__DATASET__.
* * * * * * * * *

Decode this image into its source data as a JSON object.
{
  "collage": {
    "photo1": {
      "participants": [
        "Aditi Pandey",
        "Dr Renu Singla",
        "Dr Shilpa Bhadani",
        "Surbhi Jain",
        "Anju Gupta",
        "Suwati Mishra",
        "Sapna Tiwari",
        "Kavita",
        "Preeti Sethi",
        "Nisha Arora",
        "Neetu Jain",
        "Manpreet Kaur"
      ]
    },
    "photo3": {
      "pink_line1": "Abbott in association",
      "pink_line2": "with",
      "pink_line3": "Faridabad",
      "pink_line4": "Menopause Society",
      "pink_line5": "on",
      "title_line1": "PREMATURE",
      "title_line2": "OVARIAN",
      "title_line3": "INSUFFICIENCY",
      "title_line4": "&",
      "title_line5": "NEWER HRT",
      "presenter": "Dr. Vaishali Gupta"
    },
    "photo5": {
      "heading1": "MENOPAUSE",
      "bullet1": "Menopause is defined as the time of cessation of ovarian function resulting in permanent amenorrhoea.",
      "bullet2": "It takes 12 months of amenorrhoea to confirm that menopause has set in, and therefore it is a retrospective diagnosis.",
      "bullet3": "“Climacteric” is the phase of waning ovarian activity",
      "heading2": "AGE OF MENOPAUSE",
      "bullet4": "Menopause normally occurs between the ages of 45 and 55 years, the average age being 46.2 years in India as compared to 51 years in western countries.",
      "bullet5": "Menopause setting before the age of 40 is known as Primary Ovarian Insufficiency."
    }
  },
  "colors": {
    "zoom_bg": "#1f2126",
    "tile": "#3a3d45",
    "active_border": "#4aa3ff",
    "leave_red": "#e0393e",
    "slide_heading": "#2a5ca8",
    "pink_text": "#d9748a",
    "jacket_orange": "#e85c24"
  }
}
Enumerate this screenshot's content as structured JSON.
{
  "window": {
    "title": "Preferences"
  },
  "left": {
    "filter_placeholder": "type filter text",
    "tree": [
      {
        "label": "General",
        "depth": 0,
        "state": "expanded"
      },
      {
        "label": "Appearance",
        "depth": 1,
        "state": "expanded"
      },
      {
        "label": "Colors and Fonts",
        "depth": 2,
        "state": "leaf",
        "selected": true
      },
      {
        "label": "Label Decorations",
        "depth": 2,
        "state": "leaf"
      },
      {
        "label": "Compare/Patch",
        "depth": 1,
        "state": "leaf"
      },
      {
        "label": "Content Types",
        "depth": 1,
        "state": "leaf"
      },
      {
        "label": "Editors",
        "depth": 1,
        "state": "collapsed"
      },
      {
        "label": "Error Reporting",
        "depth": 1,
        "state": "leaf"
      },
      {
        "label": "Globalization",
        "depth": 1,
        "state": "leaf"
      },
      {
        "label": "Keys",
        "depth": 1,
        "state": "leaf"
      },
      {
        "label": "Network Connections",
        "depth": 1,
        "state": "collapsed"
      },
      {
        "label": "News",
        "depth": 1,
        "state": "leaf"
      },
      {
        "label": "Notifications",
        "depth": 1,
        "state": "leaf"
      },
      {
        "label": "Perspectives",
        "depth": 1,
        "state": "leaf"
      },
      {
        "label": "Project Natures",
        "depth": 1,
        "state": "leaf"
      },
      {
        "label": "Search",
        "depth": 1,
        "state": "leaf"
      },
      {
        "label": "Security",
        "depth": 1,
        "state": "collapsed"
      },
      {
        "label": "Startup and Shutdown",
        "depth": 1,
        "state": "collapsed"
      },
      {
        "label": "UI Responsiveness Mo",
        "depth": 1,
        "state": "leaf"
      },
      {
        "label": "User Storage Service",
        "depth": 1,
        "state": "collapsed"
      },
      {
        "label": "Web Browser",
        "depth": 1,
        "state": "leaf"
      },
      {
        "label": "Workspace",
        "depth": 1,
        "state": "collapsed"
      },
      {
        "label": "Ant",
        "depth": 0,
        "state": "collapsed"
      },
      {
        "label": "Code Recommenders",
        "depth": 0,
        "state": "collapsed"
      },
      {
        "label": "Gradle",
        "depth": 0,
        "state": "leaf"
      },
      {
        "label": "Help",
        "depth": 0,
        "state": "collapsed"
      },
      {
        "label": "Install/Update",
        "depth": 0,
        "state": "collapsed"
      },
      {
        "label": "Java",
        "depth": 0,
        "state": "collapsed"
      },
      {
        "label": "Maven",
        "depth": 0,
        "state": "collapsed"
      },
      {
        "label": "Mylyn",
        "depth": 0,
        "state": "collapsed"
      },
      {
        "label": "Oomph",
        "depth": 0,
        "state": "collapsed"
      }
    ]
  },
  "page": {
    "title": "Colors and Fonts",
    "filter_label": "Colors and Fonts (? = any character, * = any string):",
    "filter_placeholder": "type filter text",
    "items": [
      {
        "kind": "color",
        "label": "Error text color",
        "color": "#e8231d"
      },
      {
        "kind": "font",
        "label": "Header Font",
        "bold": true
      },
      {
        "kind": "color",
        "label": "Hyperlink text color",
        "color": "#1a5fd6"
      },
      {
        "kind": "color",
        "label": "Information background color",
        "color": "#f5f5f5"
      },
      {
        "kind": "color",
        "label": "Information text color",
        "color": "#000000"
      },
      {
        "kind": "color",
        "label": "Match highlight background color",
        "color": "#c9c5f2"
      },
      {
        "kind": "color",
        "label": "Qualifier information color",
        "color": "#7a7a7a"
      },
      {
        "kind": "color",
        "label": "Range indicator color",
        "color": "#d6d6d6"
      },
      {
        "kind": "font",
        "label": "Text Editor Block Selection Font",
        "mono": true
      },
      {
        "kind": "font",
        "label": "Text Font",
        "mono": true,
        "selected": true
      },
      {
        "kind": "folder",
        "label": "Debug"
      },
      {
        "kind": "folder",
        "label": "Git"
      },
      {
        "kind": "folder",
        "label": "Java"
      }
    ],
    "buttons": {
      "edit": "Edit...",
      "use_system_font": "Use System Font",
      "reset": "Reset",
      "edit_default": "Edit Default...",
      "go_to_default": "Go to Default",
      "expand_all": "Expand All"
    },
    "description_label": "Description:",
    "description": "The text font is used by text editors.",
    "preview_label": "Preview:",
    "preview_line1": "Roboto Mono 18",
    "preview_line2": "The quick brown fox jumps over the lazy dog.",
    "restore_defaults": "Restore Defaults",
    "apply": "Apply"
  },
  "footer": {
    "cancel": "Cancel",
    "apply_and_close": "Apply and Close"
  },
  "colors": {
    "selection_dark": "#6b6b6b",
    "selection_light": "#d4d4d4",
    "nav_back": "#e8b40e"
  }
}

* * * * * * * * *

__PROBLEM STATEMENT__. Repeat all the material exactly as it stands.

__RESPONSE TO THIS TASK__.
Decode this image into its source data as a JSON object.
{
  "collage": {
    "photo1": {
      "participants": [
        "Aditi Pandey",
        "Dr Renu Singla",
        "Dr Shilpa Bhadani",
        "Surbhi Jain",
        "Anju Gupta",
        "Suwati Mishra",
        "Sapna Tiwari",
        "Kavita",
        "Preeti Sethi",
        "Nisha Arora",
        "Neetu Jain",
        "Manpreet Kaur"
      ]
    },
    "photo3": {
      "pink_line1": "Abbott in association",
      "pink_line2": "with",
      "pink_line3": "Faridabad",
      "pink_line4": "Menopause Society",
      "pink_line5": "on",
      "title_line1": "PREMATURE",
      "title_line2": "OVARIAN",
      "title_line3": "INSUFFICIENCY",
      "title_line4": "&",
      "title_line5": "NEWER HRT",
      "presenter": "Dr. Vaishali Gupta"
    },
    "photo5": {
      "heading1": "MENOPAUSE",
      "bullet1": "Menopause is defined as the time of cessation of ovarian function resulting in permanent amenorrhoea.",
      "bullet2": "It takes 12 months of amenorrhoea to confirm that menopause has set in, and therefore it is a retrospective diagnosis.",
      "bullet3": "“Climacteric” is the phase of waning ovarian activity",
      "heading2": "AGE OF MENOPAUSE",
      "bullet4": "Menopause normally occurs between the ages of 45 and 55 years, the average age being 46.2 years in India as compared to 51 years in western countries.",
      "bullet5": "Menopause setting before the age of 40 is known as Primary Ovarian Insufficiency."
    }
  },
  "colors": {
    "zoom_bg": "#1f2126",
    "tile": "#3a3d45",
    "active_border": "#4aa3ff",
    "leave_red": "#e0393e",
    "slide_heading": "#2a5ca8",
    "pink_text": "#d9748a",
    "jacket_orange": "#e85c24"
  }
}
Enumerate this screenshot's content as structured JSON.
{
  "window": {
    "title": "Preferences"
  },
  "left": {
    "filter_placeholder": "type filter text",
    "tree": [
      {
        "label": "General",
        "depth": 0,
        "state": "expanded"
      },
      {
        "label": "Appearance",
        "depth": 1,
        "state": "expanded"
      },
      {
        "label": "Colors and Fonts",
        "depth": 2,
        "state": "leaf",
        "selected": true
      },
      {
        "label": "Label Decorations",
        "depth": 2,
        "state": "leaf"
      },
      {
        "label": "Compare/Patch",
        "depth": 1,
        "state": "leaf"
      },
      {
        "label": "Content Types",
        "depth": 1,
        "state": "leaf"
      },
      {
        "label": "Editors",
        "depth": 1,
        "state": "collapsed"
      },
      {
        "label": "Error Reporting",
        "depth": 1,
        "state": "leaf"
      },
      {
        "label": "Globalization",
        "depth": 1,
        "state": "leaf"
      },
      {
        "label": "Keys",
        "depth": 1,
        "state": "leaf"
      },
      {
        "label": "Network Connections",
        "depth": 1,
        "state": "collapsed"
      },
      {
        "label": "News",
        "depth": 1,
        "state": "leaf"
      },
      {
        "label": "Notifications",
        "depth": 1,
        "state": "leaf"
      },
      {
        "label": "Perspectives",
        "depth": 1,
        "state": "leaf"
      },
      {
        "label": "Project Natures",
        "depth": 1,
        "state": "leaf"
      },
      {
        "label": "Search",
        "depth": 1,
        "state": "leaf"
      },
      {
        "label": "Security",
        "depth": 1,
        "state": "collapsed"
      },
      {
        "label": "Startup and Shutdown",
        "depth": 1,
        "state": "collapsed"
      },
      {
        "label": "UI Responsiveness Mo",
        "depth": 1,
        "state": "leaf"
      },
      {
        "label": "User Storage Service",
        "depth": 1,
        "state": "collapsed"
      },
      {
        "label": "Web Browser",
        "depth": 1,
        "state": "leaf"
      },
      {
        "label": "Workspace",
        "depth": 1,
        "state": "collapsed"
      },
      {
        "label": "Ant",
        "depth": 0,
        "state": "collapsed"
      },
      {
        "label": "Code Recommenders",
        "depth": 0,
        "state": "collapsed"
      },
      {
        "label": "Gradle",
        "depth": 0,
        "state": "leaf"
      },
      {
        "label": "Help",
        "depth": 0,
        "state": "collapsed"
      },
      {
        "label": "Install/Update",
        "depth": 0,
        "state": "collapsed"
      },
      {
        "label": "Java",
        "depth": 0,
        "state": "collapsed"
      },
      {
        "label": "Maven",
        "depth": 0,
        "state": "collapsed"
      },
      {
        "label": "Mylyn",
        "depth": 0,
        "state": "collapsed"
      },
      {
        "label": "Oomph",
        "depth": 0,
        "state": "collapsed"
      }
    ]
  },
  "page": {
    "title": "Colors and Fonts",
    "filter_label": "Colors and Fonts (? = any character, * = any string):",
    "filter_placeholder": "type filter text",
    "items": [
      {
        "kind": "color",
        "label": "Error text color",
        "color": "#e8231d"
      },
      {
        "kind": "font",
        "label": "Header Font",
        "bold": true
      },
      {
        "kind": "color",
        "label": "Hyperlink text color",
        "color": "#1a5fd6"
      },
      {
        "kind": "color",
        "label": "Information background color",
        "color": "#f5f5f5"
      },
      {
        "kind": "color",
        "label": "Information text color",
        "color": "#000000"
      },
      {
        "kind": "color",
        "label": "Match highlight background color",
        "color": "#c9c5f2"
      },
      {
        "kind": "color",
        "label": "Qualifier information color",
        "color": "#7a7a7a"
      },
      {
        "kind": "color",
        "label": "Range indicator color",
        "color": "#d6d6d6"
      },
      {
        "kind": "font",
        "label": "Text Editor Block Selection Font",
        "mono": true
      },
      {
        "kind": "font",
        "label": "Text Font",
        "mono": true,
        "selected": true
      },
      {
        "kind": "folder",
        "label": "Debug"
      },
      {
        "kind": "folder",
        "label": "Git"
      },
      {
        "kind": "folder",
        "label": "Java"
      }
    ],
    "buttons": {
      "edit": "Edit...",
      "use_system_font": "Use System Font",
      "reset": "Reset",
      "edit_default": "Edit Default...",
      "go_to_default": "Go to Default",
      "expand_all": "Expand All"
    },
    "description_label": "Description:",
    "description": "The text font is used by text editors.",
    "preview_label": "Preview:",
    "preview_line1": "Roboto Mono 18",
    "preview_line2": "The quick brown fox jumps over the lazy dog.",
    "restore_defaults": "Restore Defaults",
    "apply": "Apply"
  },
  "footer": {
    "cancel": "Cancel",
    "apply_and_close": "Apply and Close"
  },
  "colors": {
    "selection_dark": "#6b6b6b",
    "selection_light": "#d4d4d4",
    "nav_back": "#e8b40e"
  }
}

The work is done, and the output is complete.